• Work task:
Search the listing for the string "this" and copy every line that contains it.

• Data section:

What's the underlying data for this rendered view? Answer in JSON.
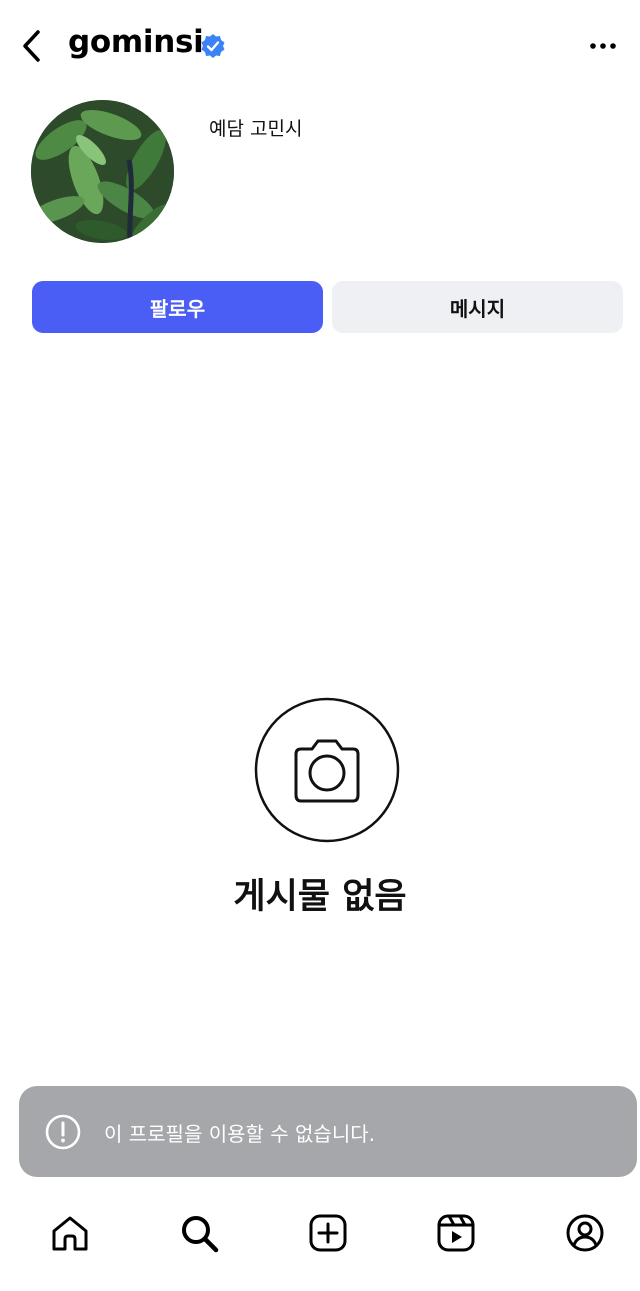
{
  "header": {
    "username": "gominsi",
    "back_icon": "chevron-left-icon",
    "verified_icon": "verified-badge-icon",
    "more_icon": "ellipsis-icon"
  },
  "profile": {
    "display_name": "예담 고민시",
    "avatar": "profile-photo-green-leaves"
  },
  "actions": {
    "follow_label": "팔로우",
    "message_label": "메시지"
  },
  "posts": {
    "empty_icon": "camera-icon",
    "empty_text": "게시물 없음"
  },
  "toast": {
    "icon": "exclamation-circle-icon",
    "text": "이 프로필을 이용할 수 없습니다."
  },
  "tabbar": {
    "items": [
      "home-icon",
      "search-icon",
      "create-post-icon",
      "reels-icon",
      "profile-icon"
    ]
  },
  "colors": {
    "accent": "#4a5df5",
    "verified": "#3b82f6",
    "secondary_button": "#eef0f4",
    "toast_bg": "#a6a7aa"
  }
}
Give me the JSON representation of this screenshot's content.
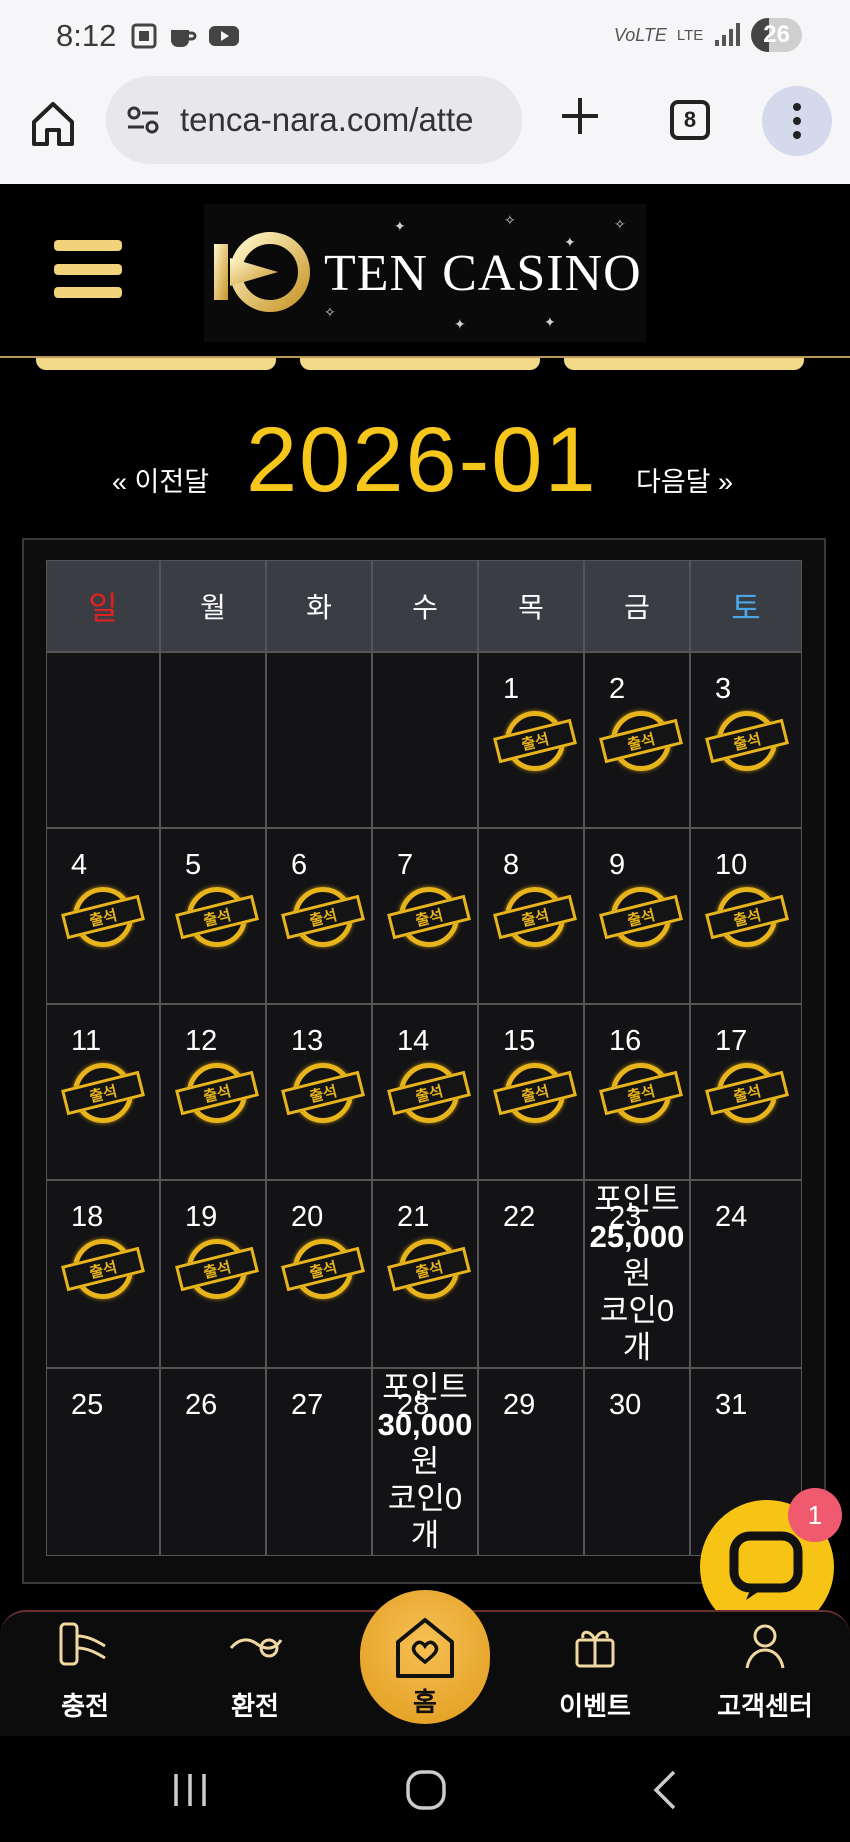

• Answer box:
What's the underlying data for this rendered view? Answer in JSON.
Give me the JSON representation of this screenshot's content.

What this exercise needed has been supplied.